I realise not everyone may be instantly persuaded that the library is for them. “I’m not much of a reader,” they might say, or “I don’t have time to read”. I bet they still find time to watch television. In that case, I say they just haven’t met the right book yet.  

The book stock has been carefully curated to match the needs and interests of our community, and it will be constantly refreshed to keep it interesting for us.

photo of cake on table
Celebratory cake – we don’t do much in Hawkesbury that doesn’t include cake

Who watches “Game of Thrones”? Of course, that hugely popular series is based on books by a very wise man, George R R Martin, who famously said about books and reading:

“He who reads lives a thousand lives. He who does not read lives only once.”

Our new community library gives us all the chance to live a thousand lives. So please do take advantage of this wonderful gift to our village, today and every time it opens, once a fortnight, in future. I’m delighted to declare it now officially open.


If you love libraries, you might enjoy these other posts from my blog archives:

In Praise of Public Libraries for National Libraries Day

Sharing My Stories about Public Libraries

Another Story Inspired by Public Libraries

cover of Quick Change
Click the image for buying ilnks

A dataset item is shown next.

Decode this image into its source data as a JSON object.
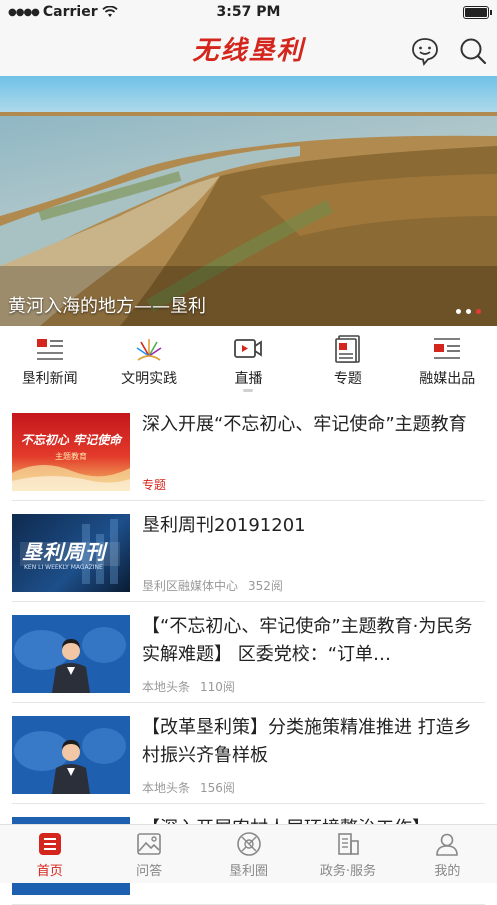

Both of the stories about libraries featured in those last two posts are included in Quick Change, my collection of flash fiction, available in paperback and ebook. Click the image to buy online or quote ISBN 978-0993087967 to order at your local bookshop.